"The Kowloon Troop has registered itself with the Registrar of Societies as an Association, thereby severing, presumably, all connection with this Association. No explanation has been given by the Scoutmaster-in-charge.
"The English Boys have declined to join the Association upon the ground that they will derive no benefits from so doing. Mr. Crowther Smith, Scoutmaster-in-charge, proposes, with the full approbation of His Excellency the Governor, to form a Junior Cadet Corps which will take over the English boys. The training of this unit will, I understand, be much the same as Boy Scout training, with the addition of military work suitable to boys of that age.

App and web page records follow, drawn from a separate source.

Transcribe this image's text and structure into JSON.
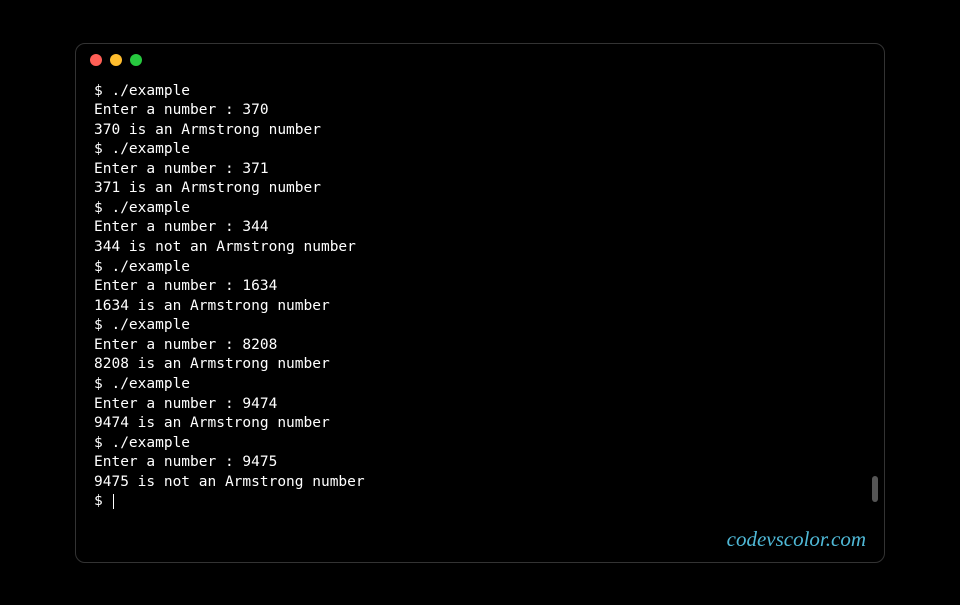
{
  "terminal": {
    "runs": [
      {
        "command": "$ ./example",
        "prompt": "Enter a number : 370",
        "result": "370 is an Armstrong number"
      },
      {
        "command": "$ ./example",
        "prompt": "Enter a number : 371",
        "result": "371 is an Armstrong number"
      },
      {
        "command": "$ ./example",
        "prompt": "Enter a number : 344",
        "result": "344 is not an Armstrong number"
      },
      {
        "command": "$ ./example",
        "prompt": "Enter a number : 1634",
        "result": "1634 is an Armstrong number"
      },
      {
        "command": "$ ./example",
        "prompt": "Enter a number : 8208",
        "result": "8208 is an Armstrong number"
      },
      {
        "command": "$ ./example",
        "prompt": "Enter a number : 9474",
        "result": "9474 is an Armstrong number"
      },
      {
        "command": "$ ./example",
        "prompt": "Enter a number : 9475",
        "result": "9475 is not an Armstrong number"
      }
    ],
    "final_prompt": "$ "
  },
  "watermark": "codevscolor.com"
}
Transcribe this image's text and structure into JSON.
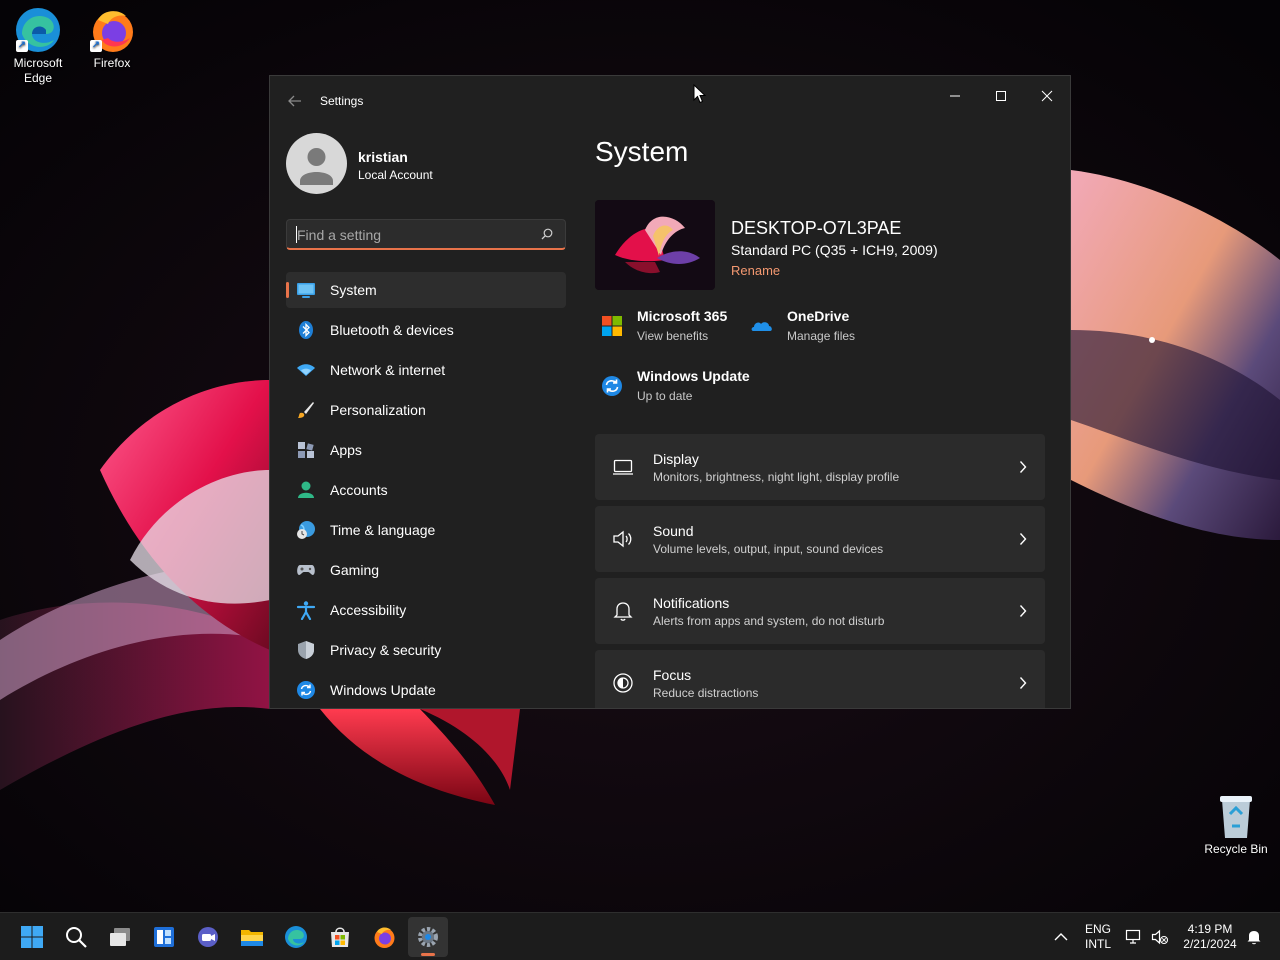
{
  "desktop": {
    "icons": [
      {
        "label_line1": "Microsoft",
        "label_line2": "Edge",
        "icon": "edge-icon"
      },
      {
        "label_line1": "Firefox",
        "label_line2": "",
        "icon": "firefox-icon"
      },
      {
        "label_line1": "Recycle Bin",
        "label_line2": "",
        "icon": "recycle-bin-icon"
      }
    ]
  },
  "window": {
    "title": "Settings",
    "controls": [
      "minimize",
      "maximize",
      "close"
    ]
  },
  "user": {
    "name": "kristian",
    "account_type": "Local Account"
  },
  "search": {
    "placeholder": "Find a setting",
    "value": ""
  },
  "nav": {
    "items": [
      {
        "label": "System",
        "icon": "monitor-icon",
        "active": true
      },
      {
        "label": "Bluetooth & devices",
        "icon": "bluetooth-icon"
      },
      {
        "label": "Network & internet",
        "icon": "wifi-icon"
      },
      {
        "label": "Personalization",
        "icon": "brush-icon"
      },
      {
        "label": "Apps",
        "icon": "apps-icon"
      },
      {
        "label": "Accounts",
        "icon": "person-icon"
      },
      {
        "label": "Time & language",
        "icon": "globe-clock-icon"
      },
      {
        "label": "Gaming",
        "icon": "gamepad-icon"
      },
      {
        "label": "Accessibility",
        "icon": "accessibility-icon"
      },
      {
        "label": "Privacy & security",
        "icon": "shield-icon"
      },
      {
        "label": "Windows Update",
        "icon": "update-icon"
      }
    ]
  },
  "main": {
    "title": "System",
    "device": {
      "name": "DESKTOP-O7L3PAE",
      "model": "Standard PC (Q35 + ICH9, 2009)",
      "rename_label": "Rename"
    },
    "quick_links": [
      {
        "title": "Microsoft 365",
        "subtitle": "View benefits",
        "icon": "microsoft-logo-icon"
      },
      {
        "title": "OneDrive",
        "subtitle": "Manage files",
        "icon": "onedrive-cloud-icon"
      },
      {
        "title": "Windows Update",
        "subtitle": "Up to date",
        "icon": "update-icon"
      }
    ],
    "cards": [
      {
        "title": "Display",
        "description": "Monitors, brightness, night light, display profile",
        "icon": "display-icon"
      },
      {
        "title": "Sound",
        "description": "Volume levels, output, input, sound devices",
        "icon": "speaker-icon"
      },
      {
        "title": "Notifications",
        "description": "Alerts from apps and system, do not disturb",
        "icon": "bell-icon"
      },
      {
        "title": "Focus",
        "description": "Reduce distractions",
        "icon": "focus-icon"
      }
    ]
  },
  "taskbar": {
    "apps": [
      "start",
      "search",
      "task-view",
      "widgets",
      "teams-chat",
      "file-explorer",
      "edge",
      "store",
      "firefox",
      "settings"
    ],
    "active_app": "settings",
    "tray": {
      "language_line1": "ENG",
      "language_line2": "INTL",
      "time": "4:19 PM",
      "date": "2/21/2024"
    }
  },
  "colors": {
    "accent": "#e8734a",
    "window_bg": "#202020",
    "card_bg": "#2b2b2b",
    "link": "#f39870"
  }
}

"The St. Joseph's College Troop is the only Troop which remains. The Scoutmaster, J.M.Braga, informs me that his emission to register is due to an oversight. The senior Boys of this Troop under Scoutmaster Edwards have been absorbed by the Volunteers and the Special Police, but the remainder form a very flourishing Troop and are well worthy of your continued support.

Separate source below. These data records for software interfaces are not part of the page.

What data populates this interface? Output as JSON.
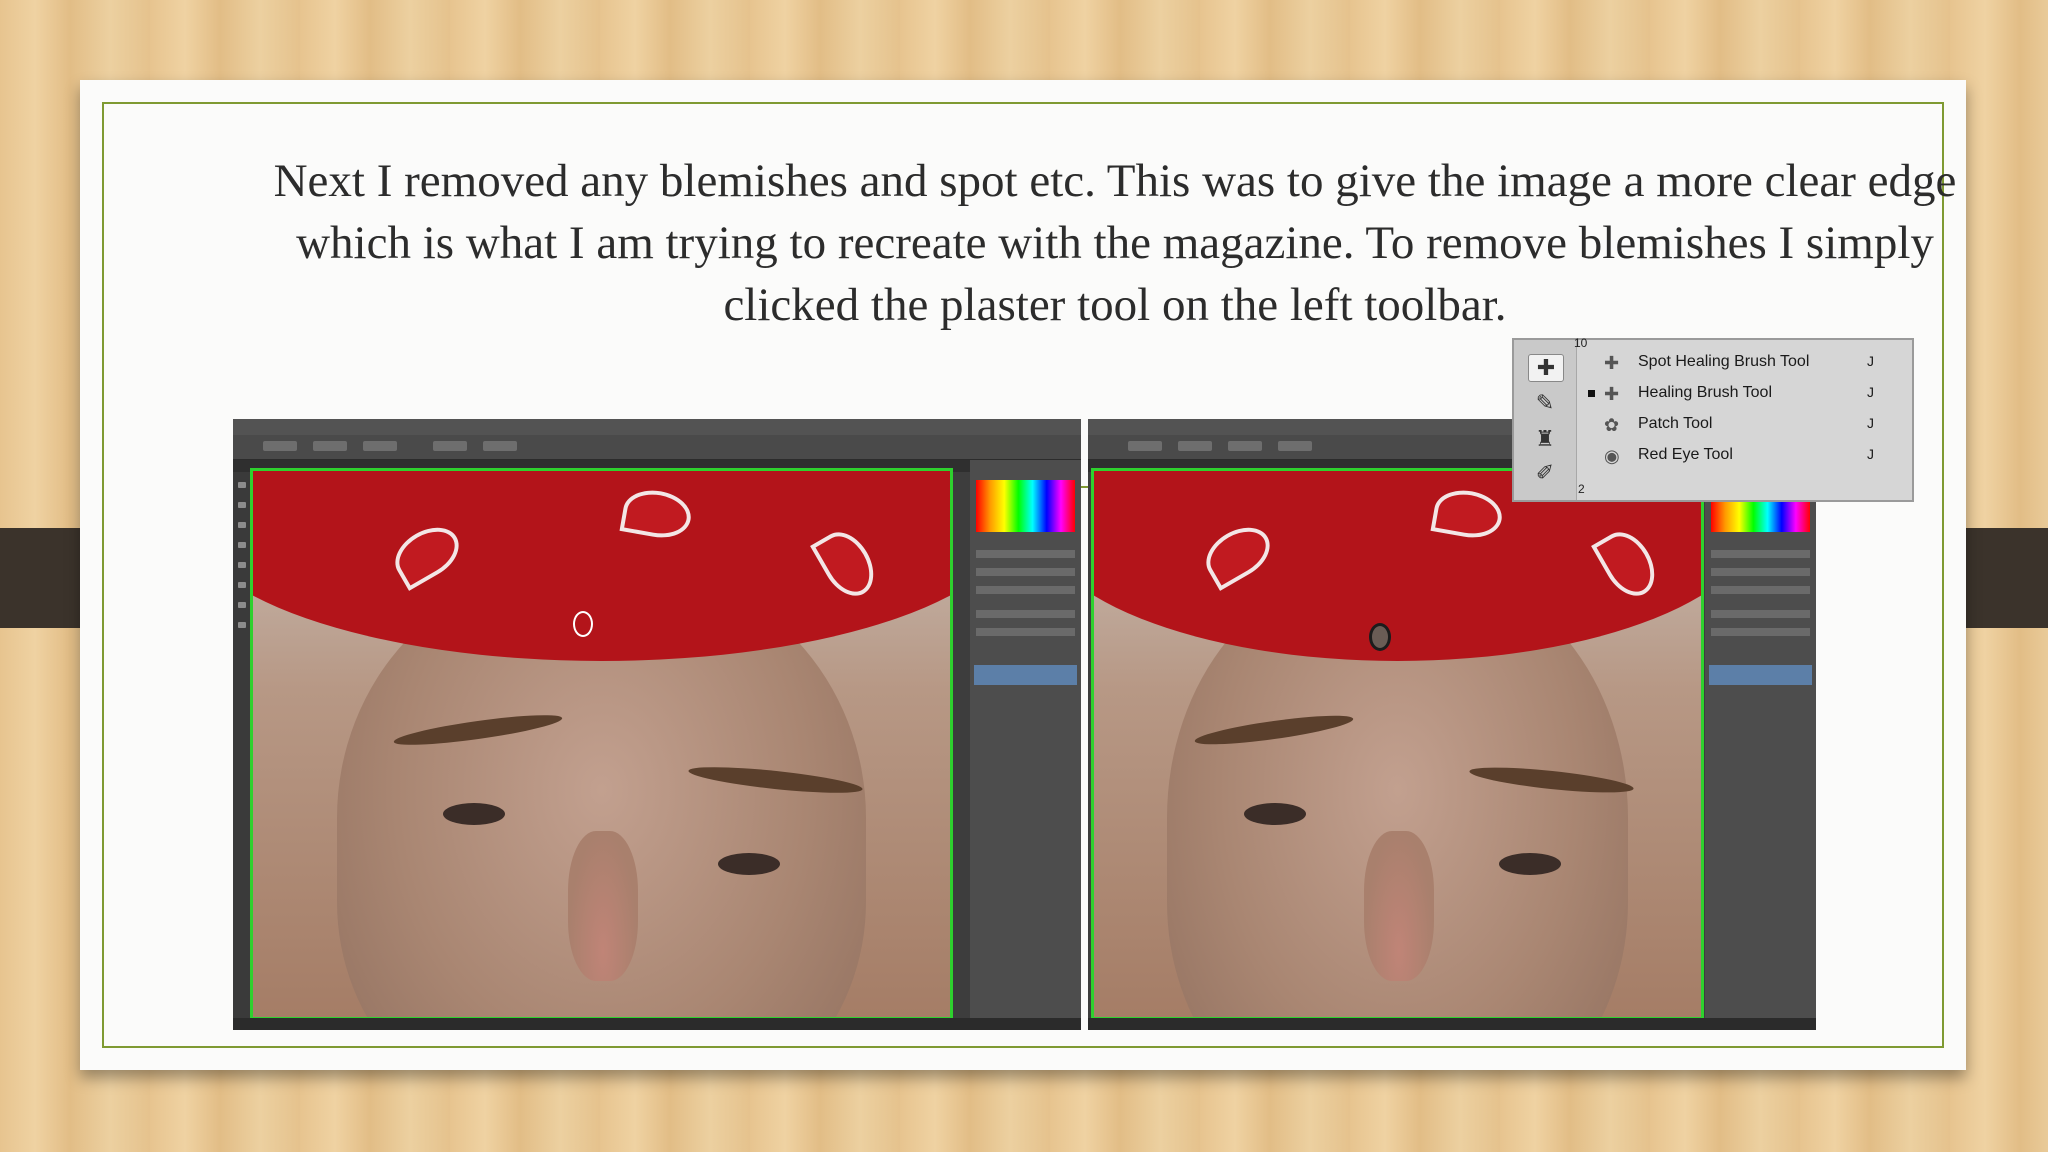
{
  "slide": {
    "text": "Next I removed any blemishes and spot etc. This was to give the image a more clear edge which is what I am trying to recreate with the magazine. To remove blemishes I simply clicked the plaster tool on the left toolbar."
  },
  "screenshots": [
    {
      "name": "before-blemish-removal"
    },
    {
      "name": "after-blemish-removal"
    }
  ],
  "tool_popup": {
    "items": [
      {
        "label": "Spot Healing Brush Tool",
        "shortcut": "J",
        "icon": "spot-healing-brush-icon"
      },
      {
        "label": "Healing Brush Tool",
        "shortcut": "J",
        "icon": "healing-brush-icon",
        "selected": true
      },
      {
        "label": "Patch Tool",
        "shortcut": "J",
        "icon": "patch-icon"
      },
      {
        "label": "Red Eye Tool",
        "shortcut": "J",
        "icon": "red-eye-icon"
      }
    ],
    "side_numbers": [
      "10",
      "2"
    ]
  },
  "colors": {
    "frame_green": "#7f9a32",
    "canvas_border": "#2ed12e",
    "bandana_red": "#b3141a"
  }
}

"Under these circumstances, therefore, I submit that the best course is for the Association to be wound up. This will not mean the end of the Scout movement in the Colony. The St. Joseph's College Troop will carry on in Hongkong and the Kowloon Troop in the New Territories, under the supervision of the Commissioner (Rear-Admiral Anstruther) as heretofore. The alternative course is to endeavour to raise the money required to erect the Building designed by Mr. Rosser.

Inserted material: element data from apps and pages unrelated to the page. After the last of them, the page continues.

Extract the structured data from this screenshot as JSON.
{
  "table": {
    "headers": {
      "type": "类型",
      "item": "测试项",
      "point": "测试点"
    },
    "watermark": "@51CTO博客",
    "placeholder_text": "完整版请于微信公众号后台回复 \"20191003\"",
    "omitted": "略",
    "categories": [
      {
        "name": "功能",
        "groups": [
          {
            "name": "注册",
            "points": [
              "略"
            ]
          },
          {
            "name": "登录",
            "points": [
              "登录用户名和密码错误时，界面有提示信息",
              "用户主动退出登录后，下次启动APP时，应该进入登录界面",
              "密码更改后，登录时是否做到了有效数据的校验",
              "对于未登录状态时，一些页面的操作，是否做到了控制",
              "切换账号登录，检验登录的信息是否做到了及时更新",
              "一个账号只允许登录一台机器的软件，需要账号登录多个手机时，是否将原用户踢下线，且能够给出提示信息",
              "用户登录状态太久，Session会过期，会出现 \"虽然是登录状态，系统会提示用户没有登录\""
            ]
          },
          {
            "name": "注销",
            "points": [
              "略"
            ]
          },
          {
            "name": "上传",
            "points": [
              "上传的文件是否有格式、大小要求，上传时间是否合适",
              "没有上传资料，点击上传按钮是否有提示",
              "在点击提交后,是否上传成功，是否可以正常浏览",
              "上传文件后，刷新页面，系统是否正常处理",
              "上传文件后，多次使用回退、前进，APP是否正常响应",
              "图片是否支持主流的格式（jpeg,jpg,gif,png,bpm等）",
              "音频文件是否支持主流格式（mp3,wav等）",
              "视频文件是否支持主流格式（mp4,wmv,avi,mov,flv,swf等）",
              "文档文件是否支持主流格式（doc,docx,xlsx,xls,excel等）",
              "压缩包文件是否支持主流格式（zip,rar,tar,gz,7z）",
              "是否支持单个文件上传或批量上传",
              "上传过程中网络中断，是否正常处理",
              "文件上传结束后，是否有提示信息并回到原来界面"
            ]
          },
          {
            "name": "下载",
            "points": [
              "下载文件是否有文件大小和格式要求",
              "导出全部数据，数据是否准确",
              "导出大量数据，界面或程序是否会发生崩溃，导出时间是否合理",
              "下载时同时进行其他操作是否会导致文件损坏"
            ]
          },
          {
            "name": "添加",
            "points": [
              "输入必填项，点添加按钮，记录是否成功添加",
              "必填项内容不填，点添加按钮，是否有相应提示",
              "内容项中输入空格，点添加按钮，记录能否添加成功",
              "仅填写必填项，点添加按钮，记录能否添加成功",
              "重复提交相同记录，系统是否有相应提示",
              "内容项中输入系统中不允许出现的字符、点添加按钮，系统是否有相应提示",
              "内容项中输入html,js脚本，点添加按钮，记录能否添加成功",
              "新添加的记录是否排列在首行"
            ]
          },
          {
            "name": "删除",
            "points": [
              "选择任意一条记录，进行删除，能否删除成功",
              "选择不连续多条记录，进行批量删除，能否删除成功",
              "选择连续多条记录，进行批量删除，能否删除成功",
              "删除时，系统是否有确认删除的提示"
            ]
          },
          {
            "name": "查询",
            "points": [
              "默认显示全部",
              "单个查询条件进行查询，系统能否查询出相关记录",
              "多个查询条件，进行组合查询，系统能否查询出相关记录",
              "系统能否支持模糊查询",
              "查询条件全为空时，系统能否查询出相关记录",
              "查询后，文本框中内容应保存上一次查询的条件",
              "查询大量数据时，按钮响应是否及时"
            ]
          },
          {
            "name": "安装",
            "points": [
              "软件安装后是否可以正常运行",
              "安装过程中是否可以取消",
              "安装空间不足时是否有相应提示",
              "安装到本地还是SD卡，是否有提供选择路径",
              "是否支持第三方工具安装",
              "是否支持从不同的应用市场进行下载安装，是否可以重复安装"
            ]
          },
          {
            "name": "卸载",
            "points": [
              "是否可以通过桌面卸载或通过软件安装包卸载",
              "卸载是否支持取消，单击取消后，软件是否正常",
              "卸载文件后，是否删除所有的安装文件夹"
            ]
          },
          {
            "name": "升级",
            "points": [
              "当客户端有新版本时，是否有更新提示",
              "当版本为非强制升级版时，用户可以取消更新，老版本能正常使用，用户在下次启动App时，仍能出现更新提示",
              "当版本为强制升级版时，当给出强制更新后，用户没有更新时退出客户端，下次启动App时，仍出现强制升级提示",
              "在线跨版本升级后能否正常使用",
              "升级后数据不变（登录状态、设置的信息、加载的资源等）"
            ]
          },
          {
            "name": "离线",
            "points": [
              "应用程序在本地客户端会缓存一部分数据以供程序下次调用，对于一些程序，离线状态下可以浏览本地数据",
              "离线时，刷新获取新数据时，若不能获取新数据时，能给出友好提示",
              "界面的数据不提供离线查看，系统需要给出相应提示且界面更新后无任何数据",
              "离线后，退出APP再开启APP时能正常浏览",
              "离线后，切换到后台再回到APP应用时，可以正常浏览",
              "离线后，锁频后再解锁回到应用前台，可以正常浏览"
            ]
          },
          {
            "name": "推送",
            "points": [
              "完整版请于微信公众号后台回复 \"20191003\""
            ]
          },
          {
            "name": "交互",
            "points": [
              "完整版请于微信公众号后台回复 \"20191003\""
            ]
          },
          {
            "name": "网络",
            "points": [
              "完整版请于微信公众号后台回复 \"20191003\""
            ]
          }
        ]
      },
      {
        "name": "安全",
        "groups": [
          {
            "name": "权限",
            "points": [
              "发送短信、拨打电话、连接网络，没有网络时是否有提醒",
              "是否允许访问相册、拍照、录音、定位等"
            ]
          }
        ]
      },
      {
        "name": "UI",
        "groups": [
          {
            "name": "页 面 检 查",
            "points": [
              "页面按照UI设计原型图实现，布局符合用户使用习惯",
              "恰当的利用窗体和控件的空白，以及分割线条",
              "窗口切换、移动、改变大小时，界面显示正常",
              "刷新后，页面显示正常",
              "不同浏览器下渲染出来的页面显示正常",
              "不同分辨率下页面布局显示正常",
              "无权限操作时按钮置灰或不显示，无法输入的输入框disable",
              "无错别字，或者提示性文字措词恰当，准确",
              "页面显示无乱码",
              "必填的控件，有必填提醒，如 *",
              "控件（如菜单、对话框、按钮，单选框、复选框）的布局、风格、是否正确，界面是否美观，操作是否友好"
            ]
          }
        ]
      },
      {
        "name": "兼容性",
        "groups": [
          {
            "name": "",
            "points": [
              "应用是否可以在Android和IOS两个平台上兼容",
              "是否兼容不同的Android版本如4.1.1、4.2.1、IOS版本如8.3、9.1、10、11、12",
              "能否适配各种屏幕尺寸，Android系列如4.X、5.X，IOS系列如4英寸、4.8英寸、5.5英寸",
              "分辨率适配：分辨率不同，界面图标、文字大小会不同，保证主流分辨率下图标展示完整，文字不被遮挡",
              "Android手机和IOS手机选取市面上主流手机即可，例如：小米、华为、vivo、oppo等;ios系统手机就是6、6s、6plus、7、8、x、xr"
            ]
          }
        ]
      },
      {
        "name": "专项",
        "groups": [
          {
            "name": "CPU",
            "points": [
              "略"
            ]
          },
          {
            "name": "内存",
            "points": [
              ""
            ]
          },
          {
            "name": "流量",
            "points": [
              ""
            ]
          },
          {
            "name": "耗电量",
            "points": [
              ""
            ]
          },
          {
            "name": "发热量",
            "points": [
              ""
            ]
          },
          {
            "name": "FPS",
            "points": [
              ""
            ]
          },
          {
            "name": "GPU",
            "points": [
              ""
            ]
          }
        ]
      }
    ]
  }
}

"In the event of the meeting being favourable to the dissolution of the Association, it is suggested that the interest on the Building Fund amounting to $80.93 should be used in payment of the debts adopted or incurred by the Association and the repayment to the four members (mentioned above) of their subscriptions, and that the balance of the Building Fund should be returned as far as possible to the donors, and any balance handed to charity."
The following resolutions were also submitted to the meeting by the Hon. Secretary:-
1.- That it has been proved to the satisfaction of the members of this Association that this Association cannot carry out the principal objects for which it was formed, and that it is advisable to wind up the same, and that accordingly the Association be wound up.
2.- That the fund collected by public subscription for the erection of a Hall be refunded as far as possible to the donors; that the balance which cannot be refunded, either by reason of its having been anonymously given or otherwise, be given to some charitable object.
3.- That the debts incurred or adopted by this Association and the subscription already paid by members be paid and/or repaid out of the interest accruing on the said fund.
4. - That a vote of thanks be passed in favour of Mr. F.Endell Rosser, the Honorary Architect, for his great services to this Association.
All the resolutions were passed at the meeting, which was presided over by Rear-Admiral Anstruther, without dissent. It was also decided that the funds subscribed towards the building fund should be invested in war funds for the duration of the war, and that any interest accruing should be used for paying off the debts of the Association.